Minnesota’s Economic News – W/E 4/9/21
State and local taxes and spending Grand Rapids Herald Review: Here Is How Much People Pay in Taxes in Minnesota Marshall Independent: Daudt hopeful for more tax breaks Inforum: Area…
Anger and frustration are mounting among restaurant and bar owners throughout Minnesota. Many—especially those in Central Minnesota’s beautiful lakes vacation area—are watching their livelihoods slip away, due to Gov. Tim Walz’s repeated extensions of his coronavirus shutdown order.
Recently, 50 or so of these small business owners met in Garrison, in Crow Wing County, to discuss the possibility of opening their establishments despite the governor’s dictates. The pain they expressed radiates from the Brainerd Dispatch’s coverage of the meeting:
As a spring snowfall kept the bite quiet and drove anglers off the lakes during the fishing opener May 9, bar owner Scott Lorentz watched what could’ve been a record weekend slip through his fingers.

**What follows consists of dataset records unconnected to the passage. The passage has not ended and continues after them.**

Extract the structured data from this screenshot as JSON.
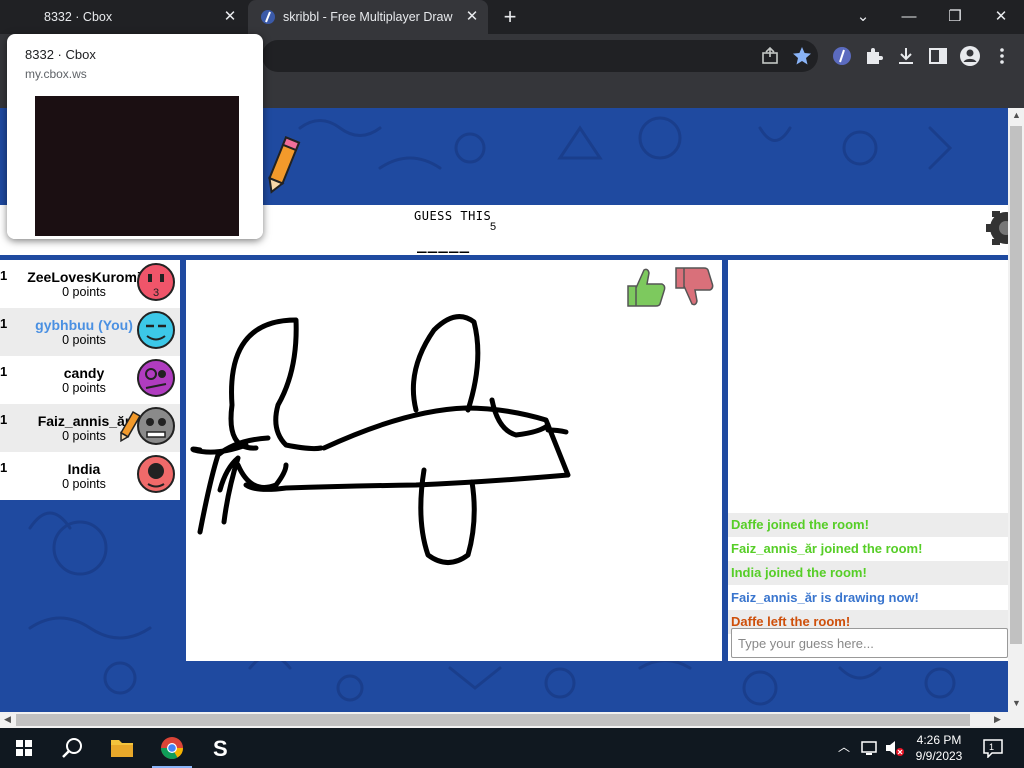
{
  "browser": {
    "tabs": [
      {
        "title": "8332 · Cbox",
        "active": false
      },
      {
        "title": "skribbl - Free Multiplayer Drawing",
        "active": true
      }
    ],
    "preview": {
      "title": "8332 · Cbox",
      "url": "my.cbox.ws"
    }
  },
  "game": {
    "header": {
      "label": "GUESS THIS",
      "word_length": "5",
      "word_blanks": "_____"
    },
    "players": [
      {
        "rank": "1",
        "name": "ZeeLovesKuromi",
        "points": "0 points",
        "is_you": false,
        "avatar_color": "#f0556a",
        "drawing": false
      },
      {
        "rank": "1",
        "name": "gybhbuu (You)",
        "points": "0 points",
        "is_you": true,
        "avatar_color": "#3cc8e8",
        "drawing": false
      },
      {
        "rank": "1",
        "name": "candy",
        "points": "0 points",
        "is_you": false,
        "avatar_color": "#b03cc0",
        "drawing": false
      },
      {
        "rank": "1",
        "name": "Faiz_annis_ăr",
        "points": "0 points",
        "is_you": false,
        "avatar_color": "#8a8a8a",
        "drawing": true
      },
      {
        "rank": "1",
        "name": "India",
        "points": "0 points",
        "is_you": false,
        "avatar_color": "#f06a6a",
        "drawing": false
      }
    ],
    "chat": {
      "messages": [
        {
          "text": "Daffe joined the room!",
          "color": "#56ce27"
        },
        {
          "text": "Faiz_annis_ăr joined the room!",
          "color": "#56ce27"
        },
        {
          "text": "India joined the room!",
          "color": "#56ce27"
        },
        {
          "text": "Faiz_annis_ăr is drawing now!",
          "color": "#3975ce"
        },
        {
          "text": "Daffe left the room!",
          "color": "#ce4f0a"
        }
      ],
      "placeholder": "Type your guess here..."
    }
  },
  "taskbar": {
    "time": "4:26 PM",
    "date": "9/9/2023"
  }
}
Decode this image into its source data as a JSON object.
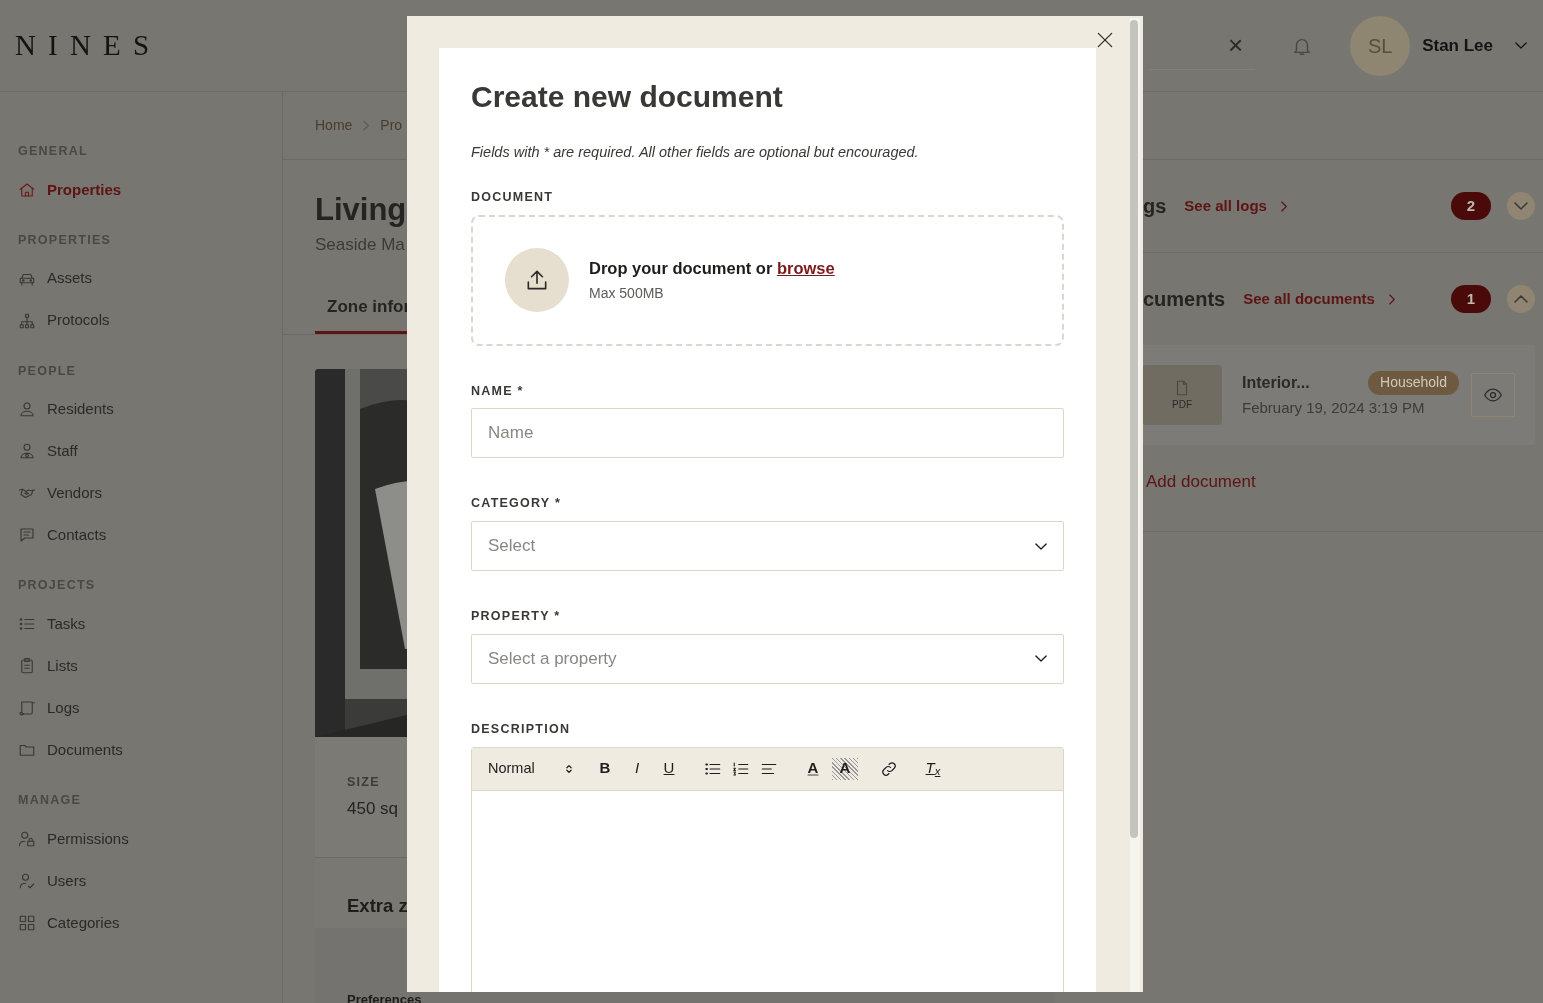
{
  "app": {
    "logo": "NINES"
  },
  "header": {
    "clear_search": "×",
    "user": {
      "initials": "SL",
      "name": "Stan Lee"
    }
  },
  "sidebar": {
    "sections": [
      {
        "title": "GENERAL",
        "items": [
          {
            "label": "Properties",
            "selected": true
          }
        ]
      },
      {
        "title": "PROPERTIES",
        "items": [
          {
            "label": "Assets",
            "selected": false
          },
          {
            "label": "Protocols",
            "selected": false
          }
        ]
      },
      {
        "title": "PEOPLE",
        "items": [
          {
            "label": "Residents",
            "selected": false
          },
          {
            "label": "Staff",
            "selected": false
          },
          {
            "label": "Vendors",
            "selected": false
          },
          {
            "label": "Contacts",
            "selected": false
          }
        ]
      },
      {
        "title": "PROJECTS",
        "items": [
          {
            "label": "Tasks",
            "selected": false
          },
          {
            "label": "Lists",
            "selected": false
          },
          {
            "label": "Logs",
            "selected": false
          },
          {
            "label": "Documents",
            "selected": false
          }
        ]
      },
      {
        "title": "MANAGE",
        "items": [
          {
            "label": "Permissions",
            "selected": false
          },
          {
            "label": "Users",
            "selected": false
          },
          {
            "label": "Categories",
            "selected": false
          }
        ]
      }
    ]
  },
  "breadcrumb": [
    "Home",
    "Pro"
  ],
  "page": {
    "title": "Living",
    "subtitle": "Seaside Ma",
    "tabs": [
      {
        "label": "Zone infor",
        "selected": true
      }
    ],
    "size_label": "SIZE",
    "size_value": "450 sq",
    "extra_title": "Extra z",
    "preferences": {
      "label": "Preferences"
    }
  },
  "panels": [
    {
      "title": "gs",
      "link": "See all logs",
      "count": "2",
      "expanded": false
    },
    {
      "title": "cuments",
      "link": "See all documents",
      "count": "1",
      "expanded": true,
      "items": [
        {
          "file_type": "PDF",
          "name": "Interior...",
          "tag": "Household",
          "date": "February 19, 2024 3:19 PM"
        }
      ],
      "add": "Add document"
    }
  ],
  "modal": {
    "title": "Create new document",
    "note": "Fields with * are required. All other fields are optional but encouraged.",
    "document_label": "DOCUMENT",
    "dropzone": {
      "text": "Drop your document or",
      "link": "browse",
      "hint": "Max 500MB"
    },
    "fields": [
      {
        "label": "NAME *",
        "kind": "text",
        "placeholder": "Name"
      },
      {
        "label": "CATEGORY *",
        "kind": "select",
        "placeholder": "Select"
      },
      {
        "label": "PROPERTY *",
        "kind": "select",
        "placeholder": "Select a property"
      }
    ],
    "description": {
      "label": "DESCRIPTION",
      "format": "Normal",
      "tool_groups": [
        [
          {
            "kind": "bold",
            "text": "B"
          },
          {
            "kind": "italic",
            "text": "I"
          },
          {
            "kind": "underline",
            "text": "U"
          }
        ],
        [
          {
            "kind": "bullet-list"
          },
          {
            "kind": "ordered-list"
          },
          {
            "kind": "align"
          }
        ],
        [
          {
            "kind": "text-color",
            "text": "A"
          },
          {
            "kind": "highlight",
            "text": "A"
          }
        ],
        [
          {
            "kind": "link"
          }
        ],
        [
          {
            "kind": "clear-format",
            "text": "T$_{x}$"
          }
        ]
      ]
    }
  }
}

Ordered closed by Gov. Tim Walz since March 17 in an effort to slow the spread of the coronavirus in the state, Lorentz and dozens of other bar and restaurant owners don’t want to see the upcoming Memorial Day holiday weekend come and go without the chance to open their doors. Angry over another extension of the closure order through June 1, about 50 businesspeople attended a meeting Friday, May 15, at Lorentz’s bar and restaurant JJ’s Birds Nest in Garrison to discuss the possibility of defying Walz and opening anyway.
“Unfortunately, in this environment up here in Brainerd…if you don’t get the main four holidays and the rest of it, you’re not going to make the winter,” Lorentz said after the meeting.
Limited to takeout or curbside, bar and restaurant owners are still responsible for many costs associated with their businesses while their incomes are dramatically reduced. Lorentz said he’s spent nearly $15,000 just to keep his doors open. Meanwhile, disaster relief funding and the Paycheck Protection Program haven’t provided what he’d hoped.
At the meeting, attendees discussed the logical inconsistencies of the governor’s orders:
There were complaints of inconsistent and seemingly nonsensical rules, such as allowing clubhouses at golf courses to sell beer for consumption off-site, but not on the course. Anxiety was present over what capacity limits there might be, how it would be enforced and how much revenue business owners could make in those circumstances.
They also agreed that their industry is
better equipped than most others to handle increased cleanliness measures due to the training they already have. Some said they would’ve been ready to adhere to new standards back in mid-March. Lorentz said he’s switched to plastic flatware, has plans to install hand sanitizer dispensers at every entrance and bathroom door along with behind the bar, and will keep condiment caddies in the back to be sanitized after each use.
The meeting in Garrison is part of a growing movement to resist against the draconian measures the governor has imposed. “The call comes as more townships, cities and counties are passing resolutions or submitting letters to Walz pleading with him to reopen the remaining closed small businesses sooner,” according to the Dispatch.
Our nation is entering an unprecedented time, in which government overreach is increasingly difficult to reconcile with our status as a democracy. The number of positive coronavirus cases in Crow Wing County is negligible, according to the Minnesota Department of Health web site. Yet currently, in response, unchecked power in the executive branch is compelling small business owners to collaborate in their own economic suicide.
Here’s the most chilling thing: Small business owners who push back to feed their families may feel the punitive jackboot of the State. Tony Chesak, executive director of the Minnesota Licensed Beverage Association, told the Garrison meeting attendees that if they defy the governor, they could face the loss of a liquor license, a buyer’s card or both. Crow Wing County Sheriff Scott Goddard told the Dispatch that—while he intends only to educate any businesses reported for violations—“there are many other layers of enforcement and regulation over which he has no control,” in the words of the Dispatch.
“It’s multi-faceted, and taken at face value when it comes down to it, we as law enforcement are not the ones who have the final say,” Goddard said, noting the county attorney’s office, city prosecutor, state agencies and even the attorney general’s office through civil means could all take action.
At the meeting, Crow Wing County Board Chairman Paul Koering exhibited the kind of leadership that will be indispensable if our freedoms are to remain intact in the current environment:
Koering told the crowd he would support a resolution allowing businesses in the county to reopen — although that could lead to legal troubles for the county down the road, if passed.
“I’m elected by the people. I’m representing the people that live down here, and just because the governor says, by god, this is the way it’s going to be, that means I’m supposed to be a sheep and I’m supposed to listen to just whatever he says?” Koering said. “I’m not supposed to push back? No, I’m elected by the people. I will fight for you, if it comes to making a motion to protect these small businesses, I’m going to have your rear ends, I can tell you that.”